Over the last 18 months, the Patient Protection and Affordable Care Act (ACA) has been praised, vilified, promoted and distorted. Yet last week, the law was upheld by the Roberts Court as constitutional, clearing the path for transforming our health and long‐term care system into one that works for all Americans, young and old alike. This decision lays the groundwork for a better approach to care -- a needed change for individuals today who live with chronic health conditions and functional needs and for the onslaught of aging boomers who will need care in the future.

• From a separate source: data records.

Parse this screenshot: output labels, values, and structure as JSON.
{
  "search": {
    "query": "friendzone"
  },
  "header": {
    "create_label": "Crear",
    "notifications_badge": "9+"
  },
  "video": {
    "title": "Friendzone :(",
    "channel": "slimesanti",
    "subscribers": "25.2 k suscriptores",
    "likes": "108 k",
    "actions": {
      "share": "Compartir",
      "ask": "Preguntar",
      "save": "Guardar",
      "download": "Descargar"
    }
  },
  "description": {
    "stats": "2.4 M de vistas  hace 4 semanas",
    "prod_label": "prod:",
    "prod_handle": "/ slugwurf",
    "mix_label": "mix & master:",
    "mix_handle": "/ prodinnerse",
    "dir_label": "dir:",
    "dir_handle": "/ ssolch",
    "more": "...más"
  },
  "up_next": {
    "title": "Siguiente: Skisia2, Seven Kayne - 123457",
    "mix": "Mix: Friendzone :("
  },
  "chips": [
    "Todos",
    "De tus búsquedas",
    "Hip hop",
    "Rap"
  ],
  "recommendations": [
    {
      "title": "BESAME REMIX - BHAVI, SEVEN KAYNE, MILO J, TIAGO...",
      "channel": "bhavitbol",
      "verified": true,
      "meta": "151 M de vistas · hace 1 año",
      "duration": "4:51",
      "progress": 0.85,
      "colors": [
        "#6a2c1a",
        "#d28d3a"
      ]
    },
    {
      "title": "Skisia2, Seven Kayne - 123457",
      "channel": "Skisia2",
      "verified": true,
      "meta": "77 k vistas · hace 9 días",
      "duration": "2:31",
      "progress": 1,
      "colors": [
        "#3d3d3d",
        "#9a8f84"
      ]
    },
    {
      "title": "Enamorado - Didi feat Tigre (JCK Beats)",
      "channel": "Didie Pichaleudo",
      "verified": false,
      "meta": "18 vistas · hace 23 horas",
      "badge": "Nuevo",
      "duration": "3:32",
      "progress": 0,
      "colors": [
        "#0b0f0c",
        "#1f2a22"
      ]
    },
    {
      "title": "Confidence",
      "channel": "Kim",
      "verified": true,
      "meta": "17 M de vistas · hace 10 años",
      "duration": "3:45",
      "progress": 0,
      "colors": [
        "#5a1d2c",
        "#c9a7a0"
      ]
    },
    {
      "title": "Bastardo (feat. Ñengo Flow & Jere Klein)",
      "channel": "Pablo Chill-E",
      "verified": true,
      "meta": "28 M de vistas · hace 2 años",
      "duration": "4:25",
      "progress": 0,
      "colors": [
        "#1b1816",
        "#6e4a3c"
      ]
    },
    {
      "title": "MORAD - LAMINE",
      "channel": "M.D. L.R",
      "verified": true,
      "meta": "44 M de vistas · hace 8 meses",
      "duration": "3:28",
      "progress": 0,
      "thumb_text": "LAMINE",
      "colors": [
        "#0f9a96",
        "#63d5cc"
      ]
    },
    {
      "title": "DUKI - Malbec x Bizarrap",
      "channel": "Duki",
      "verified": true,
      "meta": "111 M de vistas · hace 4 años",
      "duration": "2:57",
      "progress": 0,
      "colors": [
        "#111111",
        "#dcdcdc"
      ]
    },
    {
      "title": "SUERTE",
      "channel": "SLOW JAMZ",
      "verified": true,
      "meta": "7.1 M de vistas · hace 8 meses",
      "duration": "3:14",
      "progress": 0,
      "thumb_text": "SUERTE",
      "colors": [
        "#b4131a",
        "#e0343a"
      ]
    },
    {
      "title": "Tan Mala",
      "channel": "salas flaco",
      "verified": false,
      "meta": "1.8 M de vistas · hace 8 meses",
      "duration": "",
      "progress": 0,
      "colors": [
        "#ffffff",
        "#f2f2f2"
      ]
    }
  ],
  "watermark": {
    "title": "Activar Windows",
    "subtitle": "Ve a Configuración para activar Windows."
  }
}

Upholding the ACA has several positive effects, two in particular for older Americans and their families. First, the law bolsters Medicare by changing its focus from high volume of services to high quality and value of care. This will maintain the solvency of Medicare so that this very popular backbone of providing health care to older and disabled Americans will remain for years to come. The ACA also tackles the biggest weaknesses in Medicare today, which are the lack of coordination among providers and the lack of communication between providers, patients and families. Given Medicare's strength in shaping the total health care marketplace, this positive movement toward care coordination has the potential to reverberate across all payers and providers.
Second, the law also sets in motion key improvements to transform the current systems of care that provide long-term supports for people with functional challenges so they can live with dignity, choice, and independence. This comes in the form of new opportunities for states to increase the availability of community-based services so people with disabilities have care choices other than nursing homes. It also sets a framework for creating new financial tools and care options to plan for the future needs that 70% of people over 65 will face.
In an election year, the political debate will no doubt continue at a fevered pitch. However, the ACA has already touched millions of Americans in a positive way. It is now time to focus on its robust and effective implementation so that we can all benefit from a care delivery system that puts people, families, and their care needs first.